Wherever "this" turns up in a line of the entries below, that line counts. Say how many such lines there are, with no other words.

Excerpted data:
────────────────────────────────────────
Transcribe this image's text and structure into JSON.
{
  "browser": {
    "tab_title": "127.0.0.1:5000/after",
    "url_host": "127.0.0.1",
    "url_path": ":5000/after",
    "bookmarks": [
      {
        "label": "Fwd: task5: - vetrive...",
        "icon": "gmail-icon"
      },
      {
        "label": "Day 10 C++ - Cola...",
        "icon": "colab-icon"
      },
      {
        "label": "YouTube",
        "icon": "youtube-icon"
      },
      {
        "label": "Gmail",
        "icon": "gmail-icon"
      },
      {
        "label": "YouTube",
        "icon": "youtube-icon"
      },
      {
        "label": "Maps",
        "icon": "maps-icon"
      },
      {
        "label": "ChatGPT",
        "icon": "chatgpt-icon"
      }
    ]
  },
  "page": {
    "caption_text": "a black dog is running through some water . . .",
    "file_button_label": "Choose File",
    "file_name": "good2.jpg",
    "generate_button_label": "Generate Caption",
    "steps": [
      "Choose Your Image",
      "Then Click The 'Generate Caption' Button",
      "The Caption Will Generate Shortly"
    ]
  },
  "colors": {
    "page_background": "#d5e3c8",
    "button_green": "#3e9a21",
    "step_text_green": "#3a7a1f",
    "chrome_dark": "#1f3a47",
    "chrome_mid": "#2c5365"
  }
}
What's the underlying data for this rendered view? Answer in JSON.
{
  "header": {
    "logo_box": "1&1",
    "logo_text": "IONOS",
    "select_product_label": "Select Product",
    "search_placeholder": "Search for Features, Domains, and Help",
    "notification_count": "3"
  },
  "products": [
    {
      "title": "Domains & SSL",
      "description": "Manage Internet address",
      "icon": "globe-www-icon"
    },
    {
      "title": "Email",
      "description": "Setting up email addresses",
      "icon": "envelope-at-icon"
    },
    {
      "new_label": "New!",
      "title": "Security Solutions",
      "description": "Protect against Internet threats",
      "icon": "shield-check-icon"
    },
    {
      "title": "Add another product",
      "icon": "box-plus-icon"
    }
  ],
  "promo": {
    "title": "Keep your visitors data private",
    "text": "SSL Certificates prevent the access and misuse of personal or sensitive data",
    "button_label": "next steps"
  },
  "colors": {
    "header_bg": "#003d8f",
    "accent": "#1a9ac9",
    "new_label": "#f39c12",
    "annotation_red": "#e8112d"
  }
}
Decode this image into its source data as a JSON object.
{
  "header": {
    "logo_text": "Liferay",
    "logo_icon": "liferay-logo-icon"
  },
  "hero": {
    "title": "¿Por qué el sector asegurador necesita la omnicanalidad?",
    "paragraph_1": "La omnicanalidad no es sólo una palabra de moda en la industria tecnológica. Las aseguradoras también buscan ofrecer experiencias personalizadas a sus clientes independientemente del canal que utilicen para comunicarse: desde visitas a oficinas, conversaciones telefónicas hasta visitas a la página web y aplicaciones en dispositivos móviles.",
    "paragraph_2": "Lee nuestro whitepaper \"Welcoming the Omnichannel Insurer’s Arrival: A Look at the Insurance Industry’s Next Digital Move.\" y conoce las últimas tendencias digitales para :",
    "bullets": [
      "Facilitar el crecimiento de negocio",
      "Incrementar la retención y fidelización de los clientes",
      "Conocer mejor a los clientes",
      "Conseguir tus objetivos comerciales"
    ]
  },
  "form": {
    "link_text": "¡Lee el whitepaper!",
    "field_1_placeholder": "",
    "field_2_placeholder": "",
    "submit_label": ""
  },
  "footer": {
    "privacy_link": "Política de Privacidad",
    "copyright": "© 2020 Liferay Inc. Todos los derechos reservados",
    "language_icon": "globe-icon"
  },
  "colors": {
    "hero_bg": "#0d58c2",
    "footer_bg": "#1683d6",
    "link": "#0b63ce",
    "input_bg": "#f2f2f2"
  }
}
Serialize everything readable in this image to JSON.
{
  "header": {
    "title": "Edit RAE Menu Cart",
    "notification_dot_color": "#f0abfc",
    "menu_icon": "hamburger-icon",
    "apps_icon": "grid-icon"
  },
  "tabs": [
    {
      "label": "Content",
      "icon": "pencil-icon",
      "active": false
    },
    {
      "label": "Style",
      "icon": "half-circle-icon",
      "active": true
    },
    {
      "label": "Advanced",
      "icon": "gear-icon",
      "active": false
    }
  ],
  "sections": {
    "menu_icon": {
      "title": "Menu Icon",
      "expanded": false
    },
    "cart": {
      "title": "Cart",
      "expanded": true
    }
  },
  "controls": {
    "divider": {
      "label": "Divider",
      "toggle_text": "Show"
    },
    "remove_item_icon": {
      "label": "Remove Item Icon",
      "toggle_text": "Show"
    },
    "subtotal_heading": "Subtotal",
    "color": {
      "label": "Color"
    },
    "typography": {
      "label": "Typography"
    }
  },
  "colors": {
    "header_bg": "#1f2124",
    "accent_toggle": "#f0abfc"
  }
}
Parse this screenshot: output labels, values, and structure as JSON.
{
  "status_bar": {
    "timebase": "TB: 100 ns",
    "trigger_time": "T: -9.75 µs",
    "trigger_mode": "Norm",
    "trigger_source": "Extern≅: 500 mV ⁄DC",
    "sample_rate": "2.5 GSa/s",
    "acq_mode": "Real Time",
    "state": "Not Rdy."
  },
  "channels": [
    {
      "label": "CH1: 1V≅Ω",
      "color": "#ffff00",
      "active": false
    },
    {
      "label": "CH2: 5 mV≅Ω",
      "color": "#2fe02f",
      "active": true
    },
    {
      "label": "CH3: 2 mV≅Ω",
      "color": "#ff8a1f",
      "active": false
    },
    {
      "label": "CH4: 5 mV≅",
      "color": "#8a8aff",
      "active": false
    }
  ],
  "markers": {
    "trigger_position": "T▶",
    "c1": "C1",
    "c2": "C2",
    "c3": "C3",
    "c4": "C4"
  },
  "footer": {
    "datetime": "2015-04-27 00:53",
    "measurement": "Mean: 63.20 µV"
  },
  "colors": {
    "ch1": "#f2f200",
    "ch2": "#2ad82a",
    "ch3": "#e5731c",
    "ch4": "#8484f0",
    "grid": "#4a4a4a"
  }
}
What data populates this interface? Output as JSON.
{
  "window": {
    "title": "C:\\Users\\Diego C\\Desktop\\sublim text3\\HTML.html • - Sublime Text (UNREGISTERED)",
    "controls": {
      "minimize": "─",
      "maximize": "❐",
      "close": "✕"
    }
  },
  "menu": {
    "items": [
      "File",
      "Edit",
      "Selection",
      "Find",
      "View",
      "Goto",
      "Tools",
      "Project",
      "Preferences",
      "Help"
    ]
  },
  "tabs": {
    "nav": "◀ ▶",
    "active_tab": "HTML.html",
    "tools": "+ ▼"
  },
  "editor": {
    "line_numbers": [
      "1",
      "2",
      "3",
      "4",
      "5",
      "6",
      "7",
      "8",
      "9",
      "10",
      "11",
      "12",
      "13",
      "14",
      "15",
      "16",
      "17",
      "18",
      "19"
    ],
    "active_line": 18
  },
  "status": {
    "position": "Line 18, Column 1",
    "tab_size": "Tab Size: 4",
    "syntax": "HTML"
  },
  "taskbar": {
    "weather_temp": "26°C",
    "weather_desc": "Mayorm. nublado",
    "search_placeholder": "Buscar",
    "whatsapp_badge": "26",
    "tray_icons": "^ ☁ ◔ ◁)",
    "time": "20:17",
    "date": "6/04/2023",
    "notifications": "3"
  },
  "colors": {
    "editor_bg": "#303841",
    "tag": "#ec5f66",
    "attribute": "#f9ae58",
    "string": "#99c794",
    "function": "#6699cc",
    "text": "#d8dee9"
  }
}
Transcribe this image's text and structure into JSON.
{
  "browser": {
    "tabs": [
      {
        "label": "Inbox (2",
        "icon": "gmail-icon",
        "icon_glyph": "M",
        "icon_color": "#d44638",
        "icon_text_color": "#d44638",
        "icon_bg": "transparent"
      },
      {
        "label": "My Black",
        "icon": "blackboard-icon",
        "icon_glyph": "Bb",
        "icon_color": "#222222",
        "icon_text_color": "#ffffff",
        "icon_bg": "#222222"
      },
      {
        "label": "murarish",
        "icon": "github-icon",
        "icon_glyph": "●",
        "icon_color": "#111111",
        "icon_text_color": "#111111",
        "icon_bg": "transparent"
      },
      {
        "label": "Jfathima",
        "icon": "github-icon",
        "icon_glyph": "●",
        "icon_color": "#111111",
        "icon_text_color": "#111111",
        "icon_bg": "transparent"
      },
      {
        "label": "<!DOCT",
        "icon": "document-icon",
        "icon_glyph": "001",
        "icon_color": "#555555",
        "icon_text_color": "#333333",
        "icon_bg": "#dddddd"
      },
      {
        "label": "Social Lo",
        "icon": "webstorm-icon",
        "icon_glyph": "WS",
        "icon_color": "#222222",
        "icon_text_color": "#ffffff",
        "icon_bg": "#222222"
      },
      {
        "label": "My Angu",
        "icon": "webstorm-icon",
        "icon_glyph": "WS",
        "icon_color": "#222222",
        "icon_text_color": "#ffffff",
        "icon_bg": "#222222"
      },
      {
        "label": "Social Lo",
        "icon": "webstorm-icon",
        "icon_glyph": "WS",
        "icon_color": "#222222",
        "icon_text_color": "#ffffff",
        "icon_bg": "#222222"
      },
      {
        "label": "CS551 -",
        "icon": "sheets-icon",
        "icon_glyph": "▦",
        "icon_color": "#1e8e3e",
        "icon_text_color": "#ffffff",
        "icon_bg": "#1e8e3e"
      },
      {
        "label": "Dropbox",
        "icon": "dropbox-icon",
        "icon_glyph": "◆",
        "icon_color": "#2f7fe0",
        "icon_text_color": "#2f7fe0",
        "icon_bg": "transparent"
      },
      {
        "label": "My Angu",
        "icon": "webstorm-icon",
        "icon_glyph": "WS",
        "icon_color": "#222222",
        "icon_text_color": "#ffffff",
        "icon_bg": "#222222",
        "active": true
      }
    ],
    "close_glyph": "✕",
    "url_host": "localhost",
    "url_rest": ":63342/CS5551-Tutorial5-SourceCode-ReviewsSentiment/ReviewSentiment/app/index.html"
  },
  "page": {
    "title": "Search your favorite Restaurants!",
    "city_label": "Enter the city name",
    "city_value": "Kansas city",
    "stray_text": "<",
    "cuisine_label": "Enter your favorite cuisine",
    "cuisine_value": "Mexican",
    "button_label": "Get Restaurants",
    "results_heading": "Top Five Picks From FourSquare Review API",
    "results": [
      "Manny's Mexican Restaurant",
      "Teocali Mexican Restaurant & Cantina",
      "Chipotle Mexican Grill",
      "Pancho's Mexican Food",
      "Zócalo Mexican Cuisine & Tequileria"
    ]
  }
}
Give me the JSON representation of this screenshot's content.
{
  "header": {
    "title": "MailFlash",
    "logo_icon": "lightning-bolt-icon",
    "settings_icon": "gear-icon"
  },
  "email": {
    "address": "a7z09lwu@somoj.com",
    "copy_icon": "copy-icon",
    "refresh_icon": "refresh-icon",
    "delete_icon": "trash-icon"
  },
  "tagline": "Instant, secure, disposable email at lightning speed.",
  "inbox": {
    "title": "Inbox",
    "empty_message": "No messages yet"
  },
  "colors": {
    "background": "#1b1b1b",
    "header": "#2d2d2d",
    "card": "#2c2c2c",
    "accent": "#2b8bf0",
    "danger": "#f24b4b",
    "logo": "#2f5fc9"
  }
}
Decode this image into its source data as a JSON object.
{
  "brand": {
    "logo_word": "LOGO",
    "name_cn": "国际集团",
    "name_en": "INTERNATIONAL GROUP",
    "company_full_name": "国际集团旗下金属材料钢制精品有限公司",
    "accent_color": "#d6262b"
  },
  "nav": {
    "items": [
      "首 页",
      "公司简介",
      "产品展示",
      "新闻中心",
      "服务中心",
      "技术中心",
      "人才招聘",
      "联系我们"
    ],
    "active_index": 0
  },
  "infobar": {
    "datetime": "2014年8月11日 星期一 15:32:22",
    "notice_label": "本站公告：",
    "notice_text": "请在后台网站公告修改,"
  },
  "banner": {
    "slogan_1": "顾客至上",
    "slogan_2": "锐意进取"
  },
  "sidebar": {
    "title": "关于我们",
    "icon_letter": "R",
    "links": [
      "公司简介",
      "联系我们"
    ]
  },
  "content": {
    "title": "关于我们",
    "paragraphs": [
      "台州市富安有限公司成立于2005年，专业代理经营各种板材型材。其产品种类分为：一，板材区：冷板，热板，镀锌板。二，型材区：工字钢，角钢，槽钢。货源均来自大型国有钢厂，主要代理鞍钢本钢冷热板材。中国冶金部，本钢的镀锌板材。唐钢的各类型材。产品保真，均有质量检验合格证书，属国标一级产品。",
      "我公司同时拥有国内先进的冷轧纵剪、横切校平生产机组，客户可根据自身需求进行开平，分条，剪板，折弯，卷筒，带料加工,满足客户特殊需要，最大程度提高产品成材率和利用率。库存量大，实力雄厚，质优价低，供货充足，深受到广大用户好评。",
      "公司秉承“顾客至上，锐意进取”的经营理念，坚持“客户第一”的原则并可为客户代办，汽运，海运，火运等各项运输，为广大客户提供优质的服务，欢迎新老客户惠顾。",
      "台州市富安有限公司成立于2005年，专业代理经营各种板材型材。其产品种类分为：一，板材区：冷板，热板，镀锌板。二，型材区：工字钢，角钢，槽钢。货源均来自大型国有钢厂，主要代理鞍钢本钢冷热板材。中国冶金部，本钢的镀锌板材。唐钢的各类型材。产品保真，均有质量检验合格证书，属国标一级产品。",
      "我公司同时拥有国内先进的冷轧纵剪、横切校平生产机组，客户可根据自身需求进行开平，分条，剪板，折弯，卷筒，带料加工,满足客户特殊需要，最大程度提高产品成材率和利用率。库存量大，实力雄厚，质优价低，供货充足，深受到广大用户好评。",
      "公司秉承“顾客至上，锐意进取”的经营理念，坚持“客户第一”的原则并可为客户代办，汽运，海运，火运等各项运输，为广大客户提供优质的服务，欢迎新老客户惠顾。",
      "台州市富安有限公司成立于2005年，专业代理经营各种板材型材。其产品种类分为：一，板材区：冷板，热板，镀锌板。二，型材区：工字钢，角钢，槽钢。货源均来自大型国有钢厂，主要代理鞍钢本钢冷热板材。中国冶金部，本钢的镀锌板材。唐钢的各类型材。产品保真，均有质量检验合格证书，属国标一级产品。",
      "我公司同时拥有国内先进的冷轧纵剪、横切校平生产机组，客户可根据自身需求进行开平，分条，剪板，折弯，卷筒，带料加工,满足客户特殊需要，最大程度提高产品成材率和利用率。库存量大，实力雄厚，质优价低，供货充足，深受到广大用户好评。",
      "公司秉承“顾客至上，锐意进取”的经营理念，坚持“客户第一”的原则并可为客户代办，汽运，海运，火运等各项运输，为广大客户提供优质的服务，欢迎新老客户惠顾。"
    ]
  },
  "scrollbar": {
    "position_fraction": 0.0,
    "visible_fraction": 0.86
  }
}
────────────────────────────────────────
Solved exercise: 9